Bonnie Compton

Bonnie Compton is a child and adolescent therapist, parent coach and author of "Mothering with Courage."

Compton teaches parents that they can find that balance once they learn to manage technology time. She advises checking email two to three times per day, turning off notifications and putting your phone in a drawer so you're not tempted to look at it. Certain times of the day should be designated “device free” like meal times, driving or family activities.

For me, it’s about taking the mindlessness out of smartphone use and not reaching for my device the moment I need to fill time. It’s about making my phone a tool rather than a crutch.

Admittedly, parenting can be monotonous at times. While kids can play in a sandbox for hours, we may get antsy watching them and sometimes it’s easier to zone out on a phone rather than sit in boredom. But experts contend that these little moments matter and that our kids young and old notice when we’re not paying attention to them.

So at least for now, I’m experimenting with more intentionally managing my device use and putting my phone away in the kitchen drawer each afternoon. Even if it means facing the more tedious moments of parenthood head on.

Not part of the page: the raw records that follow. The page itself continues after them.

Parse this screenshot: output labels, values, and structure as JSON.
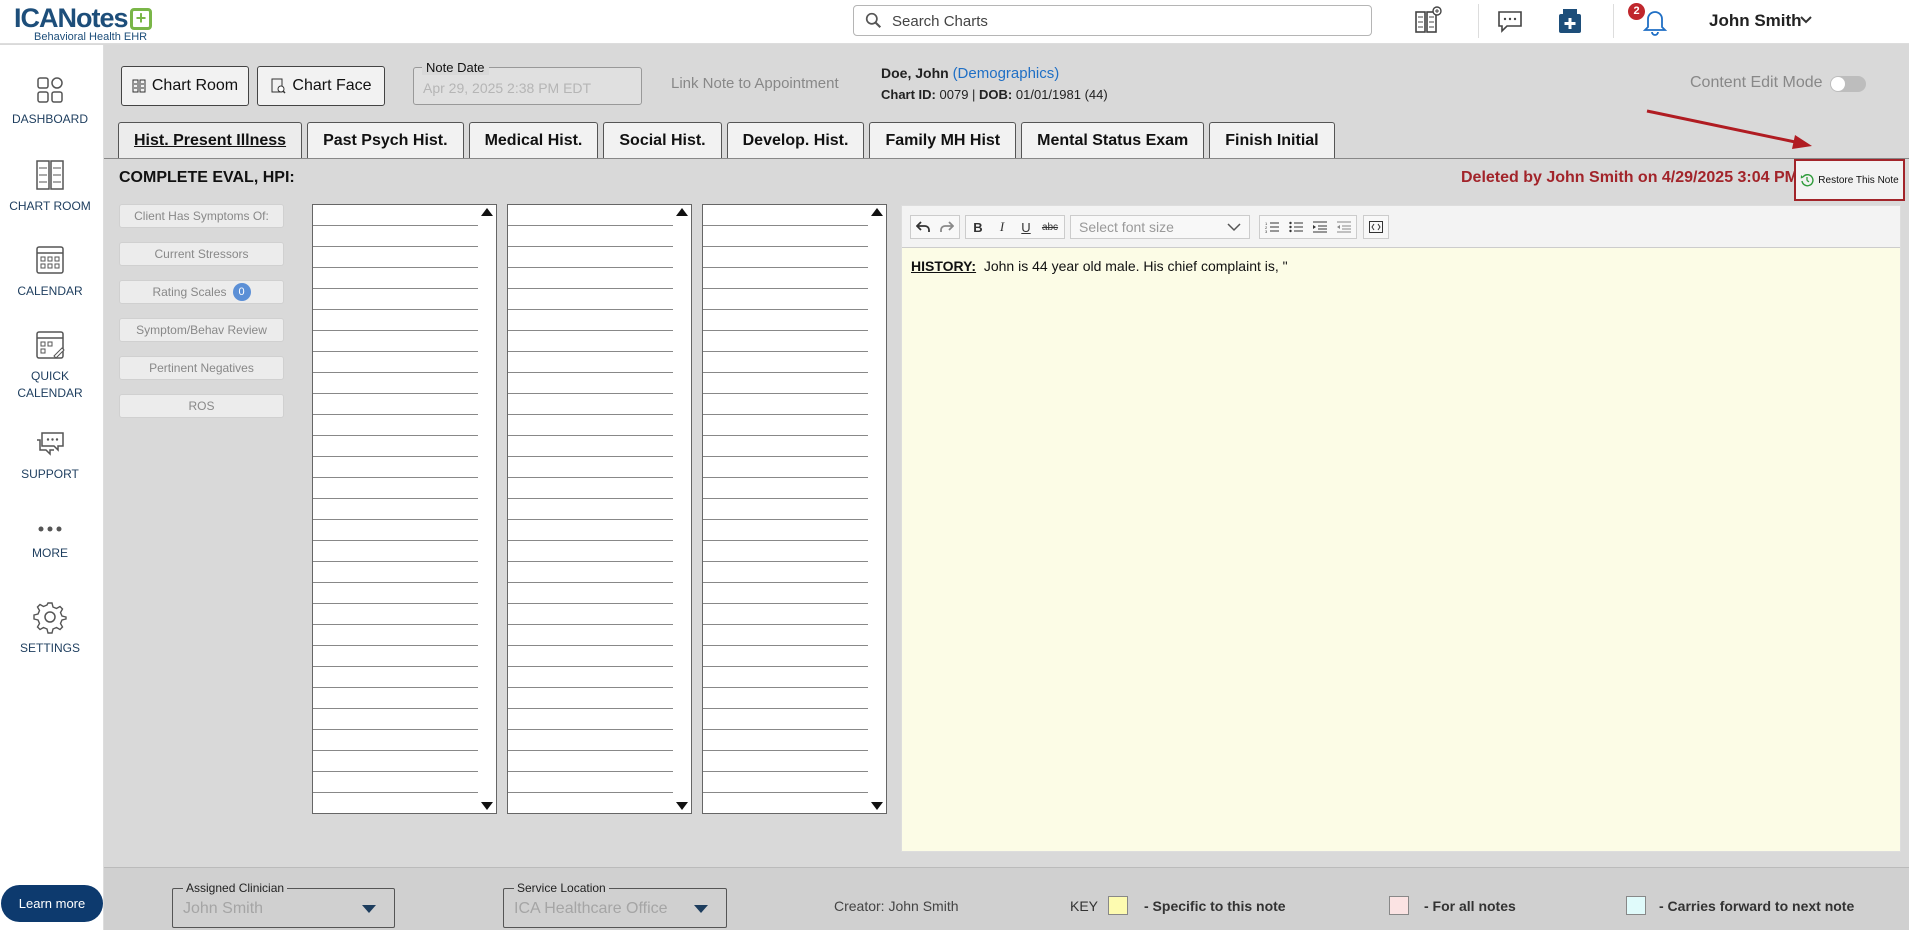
{
  "app": {
    "logo_main": "ICANotes",
    "logo_plus": "+",
    "logo_sub": "Behavioral Health EHR"
  },
  "search": {
    "placeholder": "Search Charts"
  },
  "notifications": {
    "count": "2"
  },
  "user": {
    "name": "John Smith"
  },
  "sidebar": {
    "items": [
      {
        "label": "DASHBOARD",
        "icon": "dashboard-icon"
      },
      {
        "label": "CHART ROOM",
        "icon": "chart-room-icon"
      },
      {
        "label": "CALENDAR",
        "icon": "calendar-icon"
      },
      {
        "label": "QUICK CALENDAR",
        "icon": "quick-calendar-icon"
      },
      {
        "label": "SUPPORT",
        "icon": "support-icon"
      },
      {
        "label": "MORE",
        "icon": "more-icon"
      },
      {
        "label": "SETTINGS",
        "icon": "gear-icon"
      }
    ],
    "learn_more": "Learn more"
  },
  "header": {
    "chart_room": "Chart Room",
    "chart_face": "Chart Face",
    "note_date_label": "Note Date",
    "note_date_value": "Apr 29, 2025 2:38 PM EDT",
    "link_appointment": "Link Note to Appointment",
    "patient_name": "Doe, John",
    "patient_demographics": "(Demographics)",
    "chart_id_label": "Chart ID:",
    "chart_id": "0079",
    "dob_label": "DOB:",
    "dob": "01/01/1981 (44)",
    "content_edit_mode": "Content Edit Mode"
  },
  "tabs": [
    {
      "label": "Hist. Present Illness",
      "active": true
    },
    {
      "label": "Past Psych Hist."
    },
    {
      "label": "Medical Hist."
    },
    {
      "label": "Social Hist."
    },
    {
      "label": "Develop. Hist."
    },
    {
      "label": "Family MH Hist"
    },
    {
      "label": "Mental Status Exam"
    },
    {
      "label": "Finish Initial"
    }
  ],
  "section": {
    "title": "COMPLETE EVAL, HPI:",
    "deleted_message": "Deleted by John Smith on 4/29/2025 3:04 PM",
    "restore_button": "Restore This Note"
  },
  "categories": [
    "Client Has Symptoms Of:",
    "Current Stressors",
    "Rating Scales",
    "Symptom/Behav Review",
    "Pertinent Negatives",
    "ROS"
  ],
  "rating_scales_count": "0",
  "editor": {
    "font_size_placeholder": "Select font size",
    "history_label": "HISTORY:",
    "body_text": "John is 44 year old male. His chief complaint is, \""
  },
  "footer": {
    "assigned_clinician_label": "Assigned Clinician",
    "assigned_clinician_value": "John Smith",
    "service_location_label": "Service Location",
    "service_location_value": "ICA Healthcare Office",
    "creator": "Creator: John Smith",
    "key_label": "KEY",
    "key_items": [
      {
        "text": "- Specific to this note",
        "color": "#fdfbb0"
      },
      {
        "text": "- For all notes",
        "color": "#fbe3e3"
      },
      {
        "text": "- Carries forward to next note",
        "color": "#e0fbfb"
      }
    ]
  },
  "colors": {
    "brand": "#1d4e7a",
    "deleted": "#a2242a",
    "link": "#1f6fc5",
    "editor_bg": "#fcfce6"
  }
}
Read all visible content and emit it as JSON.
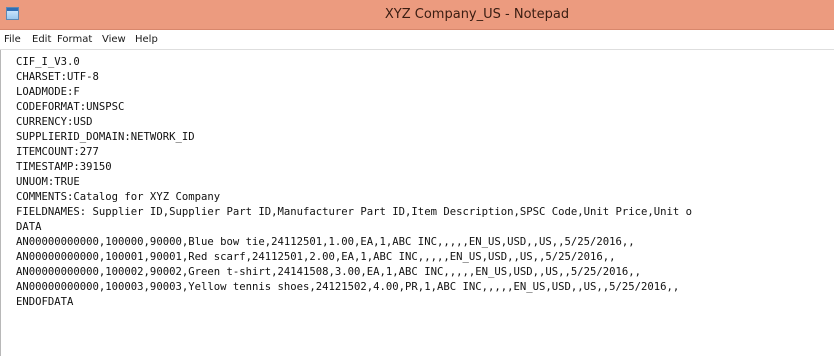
{
  "window": {
    "title": "XYZ Company_US - Notepad"
  },
  "menu": [
    "File",
    "Edit",
    "Format",
    "View",
    "Help"
  ],
  "lines": [
    "CIF_I_V3.0",
    "CHARSET:UTF-8",
    "LOADMODE:F",
    "CODEFORMAT:UNSPSC",
    "CURRENCY:USD",
    "SUPPLIERID_DOMAIN:NETWORK_ID",
    "ITEMCOUNT:277",
    "TIMESTAMP:39150",
    "UNUOM:TRUE",
    "COMMENTS:Catalog for XYZ Company",
    "FIELDNAMES: Supplier ID,Supplier Part ID,Manufacturer Part ID,Item Description,SPSC Code,Unit Price,Unit o",
    "DATA",
    "AN00000000000,100000,90000,Blue bow tie,24112501,1.00,EA,1,ABC INC,,,,,EN_US,USD,,US,,5/25/2016,,",
    "AN00000000000,100001,90001,Red scarf,24112501,2.00,EA,1,ABC INC,,,,,EN_US,USD,,US,,5/25/2016,,",
    "AN00000000000,100002,90002,Green t-shirt,24141508,3.00,EA,1,ABC INC,,,,,EN_US,USD,,US,,5/25/2016,,",
    "AN00000000000,100003,90003,Yellow tennis shoes,24121502,4.00,PR,1,ABC INC,,,,,EN_US,USD,,US,,5/25/2016,,",
    "ENDOFDATA"
  ]
}
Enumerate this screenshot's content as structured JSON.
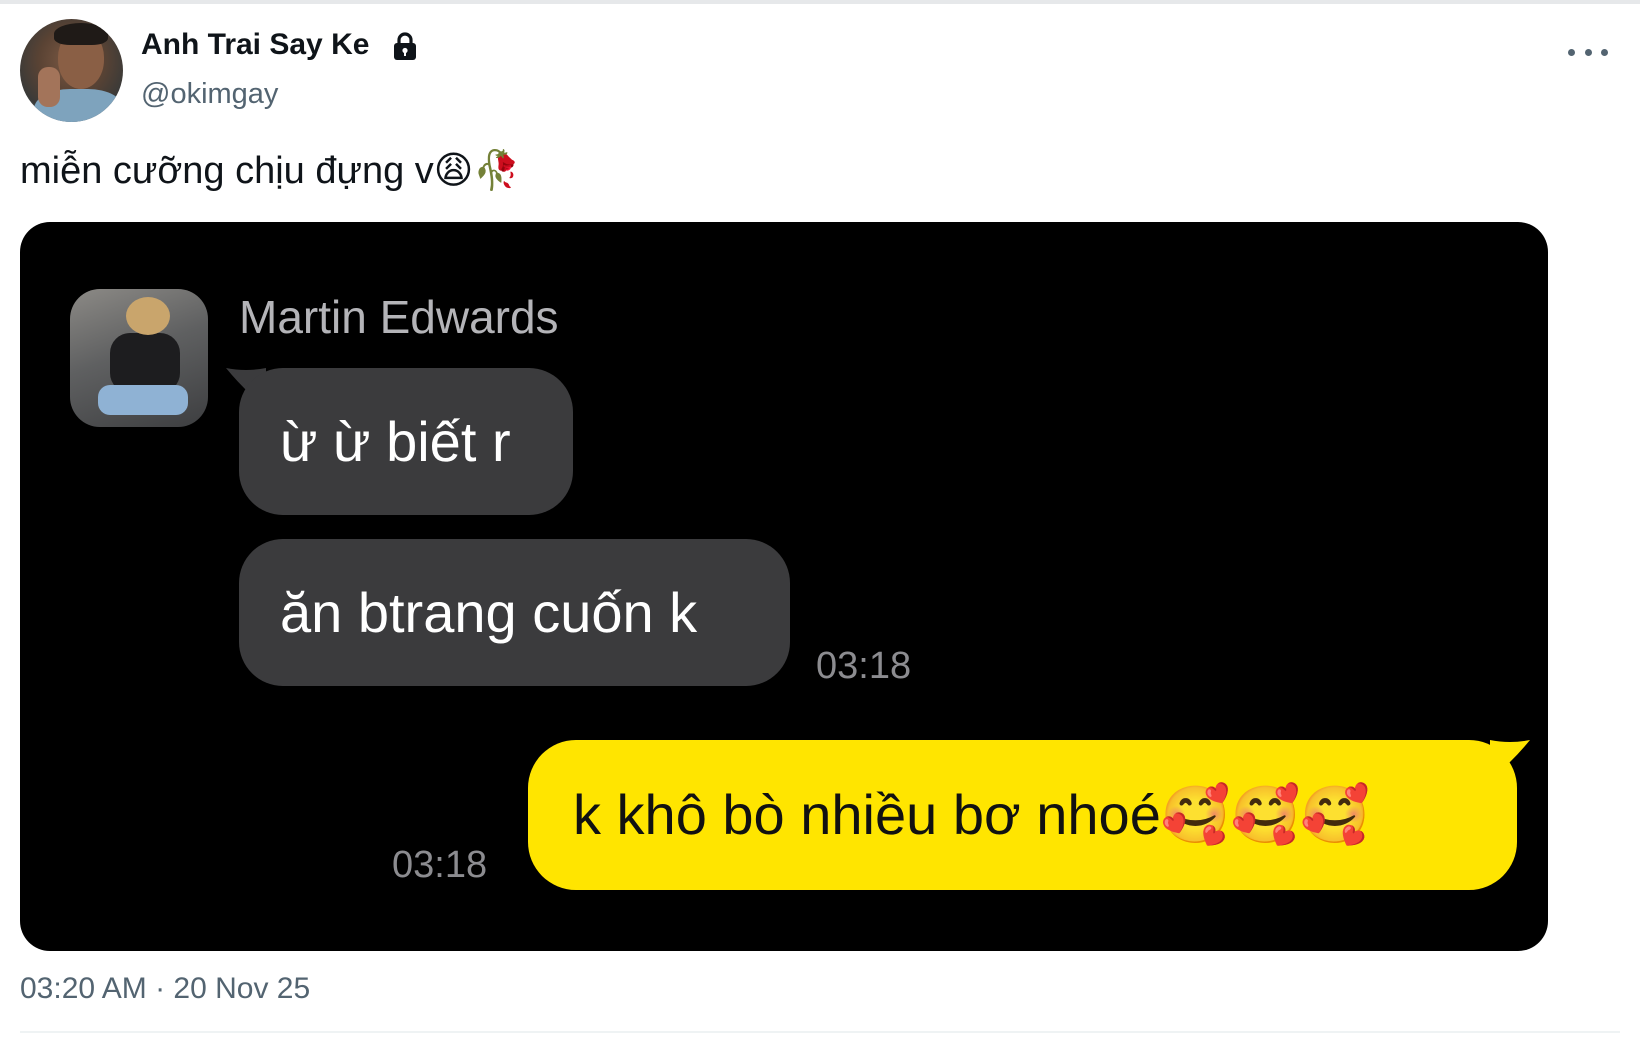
{
  "tweet": {
    "author": {
      "display_name": "Anh Trai Say Ke",
      "handle": "@okimgay",
      "protected_icon": "lock-icon",
      "avatar": "profile-photo"
    },
    "text": "miễn cưỡng chịu đựng v😩🥀",
    "more_icon": "more-horizontal-icon",
    "timestamp": "03:20 AM · 20 Nov 25"
  },
  "media": {
    "type": "chat-screenshot",
    "contact": {
      "name": "Martin Edwards",
      "avatar": "contact-photo"
    },
    "messages": [
      {
        "direction": "incoming",
        "text": "ừ ừ biết r"
      },
      {
        "direction": "incoming",
        "text": "ăn btrang cuốn k",
        "time": "03:18"
      },
      {
        "direction": "outgoing",
        "text": "k khô bò nhiều bơ nhoé🥰🥰🥰",
        "time": "03:18"
      }
    ],
    "colors": {
      "background": "#000000",
      "incoming_bubble": "#3b3b3d",
      "outgoing_bubble": "#ffe500"
    }
  }
}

Sara Novak is the editor of Lowcountry Parent magazine, a monthly publication of The Post and Courier.